**EXERCISE PROMPT:** Whenever a line in the data below includes the string "icon", copy it out.
##### DATA FOR THIS EXERCISE #####
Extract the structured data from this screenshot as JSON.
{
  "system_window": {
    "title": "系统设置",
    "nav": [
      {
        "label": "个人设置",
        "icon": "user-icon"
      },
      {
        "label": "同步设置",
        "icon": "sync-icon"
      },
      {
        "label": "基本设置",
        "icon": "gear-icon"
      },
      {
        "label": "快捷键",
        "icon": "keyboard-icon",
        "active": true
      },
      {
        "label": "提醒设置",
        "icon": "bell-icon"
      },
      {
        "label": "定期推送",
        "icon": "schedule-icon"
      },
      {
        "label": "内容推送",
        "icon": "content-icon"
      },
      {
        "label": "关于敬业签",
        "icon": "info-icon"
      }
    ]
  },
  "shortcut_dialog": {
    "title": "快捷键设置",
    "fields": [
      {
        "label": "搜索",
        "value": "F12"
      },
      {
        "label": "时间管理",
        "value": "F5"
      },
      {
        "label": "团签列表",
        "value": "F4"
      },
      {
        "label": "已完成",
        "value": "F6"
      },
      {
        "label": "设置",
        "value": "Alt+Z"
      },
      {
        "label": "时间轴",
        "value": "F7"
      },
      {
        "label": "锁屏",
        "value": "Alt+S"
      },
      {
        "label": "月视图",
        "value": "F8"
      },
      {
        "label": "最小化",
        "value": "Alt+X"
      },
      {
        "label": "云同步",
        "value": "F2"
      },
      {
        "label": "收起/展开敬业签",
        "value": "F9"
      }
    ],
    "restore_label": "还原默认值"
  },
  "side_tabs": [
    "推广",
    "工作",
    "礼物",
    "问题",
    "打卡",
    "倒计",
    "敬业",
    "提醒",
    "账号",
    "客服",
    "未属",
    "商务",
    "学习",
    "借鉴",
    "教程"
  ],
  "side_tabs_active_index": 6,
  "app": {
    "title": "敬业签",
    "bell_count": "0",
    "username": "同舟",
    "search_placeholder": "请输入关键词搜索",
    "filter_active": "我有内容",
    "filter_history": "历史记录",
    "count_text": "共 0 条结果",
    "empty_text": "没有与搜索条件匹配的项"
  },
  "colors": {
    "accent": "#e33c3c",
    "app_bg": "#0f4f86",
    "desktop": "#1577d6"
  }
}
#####
**SOLVED PROBLEM:**
        "icon": "user-icon"
        "icon": "sync-icon"
        "icon": "gear-icon"
        "icon": "keyboard-icon",
        "icon": "bell-icon"
        "icon": "schedule-icon"
        "icon": "content-icon"
        "icon": "info-icon"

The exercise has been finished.